Our New Year's Day service featured some reflections on how the ancients made some people into deities, notably the Romans who deified Caesar and others. It's just what they did back then!
We also much enjoyed a great presentation by guest speaker Thomas Christian Williams. Williams told us about a remarkable French philosopher and statesman, a contemporary of Thomas Jefferson and Benjamin Franklin, Constantin François de Chassebœuf, comte de Volney. Volney wrote a classic work in 1791 that continued to be widely read into the early 20th Century, RUINS OF EMPIRES. This book, an analysis "for all times, for all peoples, for all places," as Williams put it, of what makes nations flourish, was so important that Thomas Jefferson himself translated most of it into English, though anonymously as it included many ideas at odds with the religious orthodoxy of the time. And what was the crucial element necessary for a society's success? "Enlightened Self-Interest," wrote Volney.

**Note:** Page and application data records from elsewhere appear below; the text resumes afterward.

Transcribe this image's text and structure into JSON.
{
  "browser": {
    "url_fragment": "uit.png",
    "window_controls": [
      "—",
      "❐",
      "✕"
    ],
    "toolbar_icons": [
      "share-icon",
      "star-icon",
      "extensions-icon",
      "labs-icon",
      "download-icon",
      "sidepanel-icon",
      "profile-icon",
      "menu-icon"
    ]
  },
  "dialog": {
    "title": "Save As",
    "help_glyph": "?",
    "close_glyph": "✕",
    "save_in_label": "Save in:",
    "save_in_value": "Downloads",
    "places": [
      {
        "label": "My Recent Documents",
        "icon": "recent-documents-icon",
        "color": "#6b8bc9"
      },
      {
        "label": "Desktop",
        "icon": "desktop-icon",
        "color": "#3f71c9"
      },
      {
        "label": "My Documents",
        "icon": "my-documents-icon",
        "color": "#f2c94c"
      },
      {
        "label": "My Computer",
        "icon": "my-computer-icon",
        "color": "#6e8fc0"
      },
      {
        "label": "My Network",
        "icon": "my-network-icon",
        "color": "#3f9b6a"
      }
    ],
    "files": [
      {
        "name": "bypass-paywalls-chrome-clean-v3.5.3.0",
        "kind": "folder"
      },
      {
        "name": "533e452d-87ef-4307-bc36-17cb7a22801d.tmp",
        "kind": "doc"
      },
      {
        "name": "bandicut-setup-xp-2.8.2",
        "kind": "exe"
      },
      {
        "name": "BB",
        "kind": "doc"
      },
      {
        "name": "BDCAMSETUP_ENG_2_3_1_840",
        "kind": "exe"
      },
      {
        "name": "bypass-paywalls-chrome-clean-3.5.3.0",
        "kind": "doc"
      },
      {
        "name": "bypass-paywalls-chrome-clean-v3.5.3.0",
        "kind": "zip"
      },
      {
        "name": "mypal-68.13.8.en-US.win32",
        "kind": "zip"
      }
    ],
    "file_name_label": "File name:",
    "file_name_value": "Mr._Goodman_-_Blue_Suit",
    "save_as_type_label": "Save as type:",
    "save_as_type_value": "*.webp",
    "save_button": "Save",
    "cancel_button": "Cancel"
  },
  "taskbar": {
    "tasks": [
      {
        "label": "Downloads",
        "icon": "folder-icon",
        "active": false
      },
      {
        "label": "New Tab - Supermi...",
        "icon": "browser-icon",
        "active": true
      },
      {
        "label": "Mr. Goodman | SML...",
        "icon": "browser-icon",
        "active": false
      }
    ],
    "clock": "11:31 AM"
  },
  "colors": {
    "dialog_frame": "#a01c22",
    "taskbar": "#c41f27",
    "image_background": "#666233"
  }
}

RUINS is available for free from gutenberg.com
There was lively discussion after Williams' presentation.
Postings about each monthly service includes topics discussed and an open forum to further discuss those topics.
1 post • Page 1 of 1